He was born in Durham. He was educated at Christ's College, Cambridge, where he matriculated in 1567, graduated Bachelor of Arts (BA) in 1572, and was ordained a deacon and priest on 7 May 1573 at Peterborough. He became a Fellow of Christ's (1573–1583), and graduated Cambridge Master of Arts (MA Cantab) in 1575; he was incorporated at Oxford in 1577, later becoming a Bachelor of Divinity (BD) in 1582 and a Doctor of Divinity (DD) in 1596.[2]


He was Rector of Cheam, Surrey from 1581, presented by John Lumley, 1st Baron Lumley. He continued to reside there for the rest of his life.[3][4] At that point Nonsuch Palace belonged to Lumley, and Watson wrote a significant Latin description of it,[5] from the 1580s, and surviving in manuscript. He became Dean of Bristol in April 1590; in 1592 Lumley presented him as Rector of Storrington, Sussex (which post he held until his death); he also served as canon chancellor (in the Wedmore Secunda prebend) of Wells (July 1592[1]–1596).[2]
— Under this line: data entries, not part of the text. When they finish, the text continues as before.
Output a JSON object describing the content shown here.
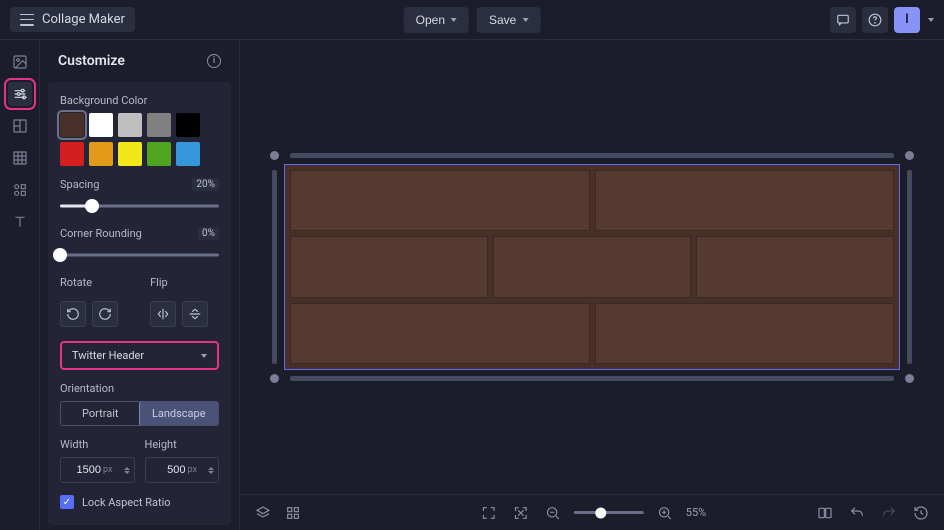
{
  "app": {
    "title": "Collage Maker"
  },
  "topbar": {
    "open_label": "Open",
    "save_label": "Save",
    "avatar_initial": "I"
  },
  "panel": {
    "title": "Customize",
    "bg_label": "Background Color",
    "colors_row1": [
      "#482f27",
      "#ffffff",
      "#bfbfbf",
      "#808080",
      "#000000"
    ],
    "colors_row2": [
      "#d31f1f",
      "#e29a1a",
      "#f2e719",
      "#4ea61f",
      "#3498db"
    ],
    "selected_color_index": 0,
    "spacing": {
      "label": "Spacing",
      "value": "20%",
      "pct": 20
    },
    "rounding": {
      "label": "Corner Rounding",
      "value": "0%",
      "pct": 0
    },
    "rotate_label": "Rotate",
    "flip_label": "Flip",
    "preset": {
      "value": "Twitter Header"
    },
    "orientation": {
      "label": "Orientation",
      "portrait": "Portrait",
      "landscape": "Landscape",
      "active": "landscape"
    },
    "width": {
      "label": "Width",
      "value": "1500",
      "unit": "px"
    },
    "height": {
      "label": "Height",
      "value": "500",
      "unit": "px"
    },
    "lock_label": "Lock Aspect Ratio",
    "lock_checked": true
  },
  "zoom": {
    "value": "55%"
  }
}
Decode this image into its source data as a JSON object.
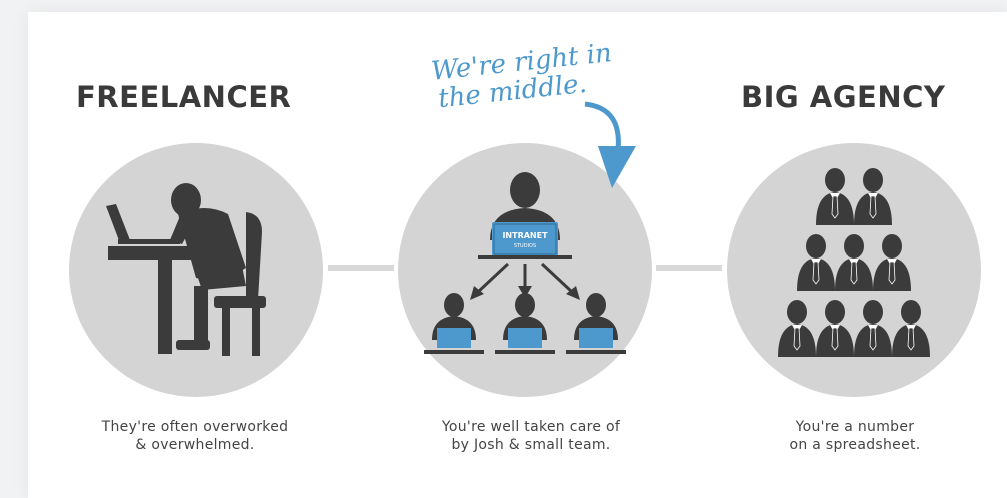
{
  "columns": [
    {
      "heading": "FREELANCER",
      "caption_line1": "They're often overworked",
      "caption_line2": "& overwhelmed."
    },
    {
      "callout_line1": "We're right in",
      "callout_line2": "the middle.",
      "laptop_logo_line1": "INTRANET",
      "laptop_logo_line2": "STUDIOS",
      "caption_line1": "You're well taken care of",
      "caption_line2": "by Josh & small team."
    },
    {
      "heading": "BIG AGENCY",
      "caption_line1": "You're a number",
      "caption_line2": "on a spreadsheet."
    }
  ],
  "colors": {
    "circle": "#d4d4d4",
    "figure": "#3b3b3b",
    "accent_blue": "#4d98cc",
    "heading": "#3a3a3a",
    "connector": "#d9d9d9"
  }
}
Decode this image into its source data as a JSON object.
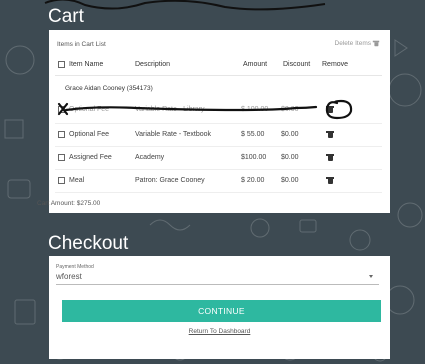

He became Lord High Almoner in 1595, and Bishop of Chichester in 1596;[1][6] serving as both until death.[2] He attended Elizabeth I during her terminal illness[1] and at her death bed[2] and participated in the Hampton Court Conference of 1604.[7]


  1. ^ a b c d e f Dictionary of National Biography, article Watson, Anthony.
  2. ^ a b c d e f g "Watson, Anthony (WT567A)". A Cambridge Alumni Database. University of Cambridge.
  3. ^ "Cheam A brief history". London Borough of Sutton. Archived from the original on 5 January 2016. Retrieved 4 August 2015.
  4. ^ "Cheam". Retrieved 2 April 2016.
  5. ^ Magnificae at plane regiae domus quae vulgo vocatur Nonesuch brevis et vera descriptio, published Garden Hist, 27(1), 1999, 168–178, ISSN 0307-1243.
  6. ^ Diocese of Chichester vs Blanc Ltd. "Home — Diocese of Chichester". Retrieved 2 April 2016.
  7. ^ "Welcome to ICONS — Icons of England". Archived from the original on 17 May 2009. Retrieved 2 April 2016.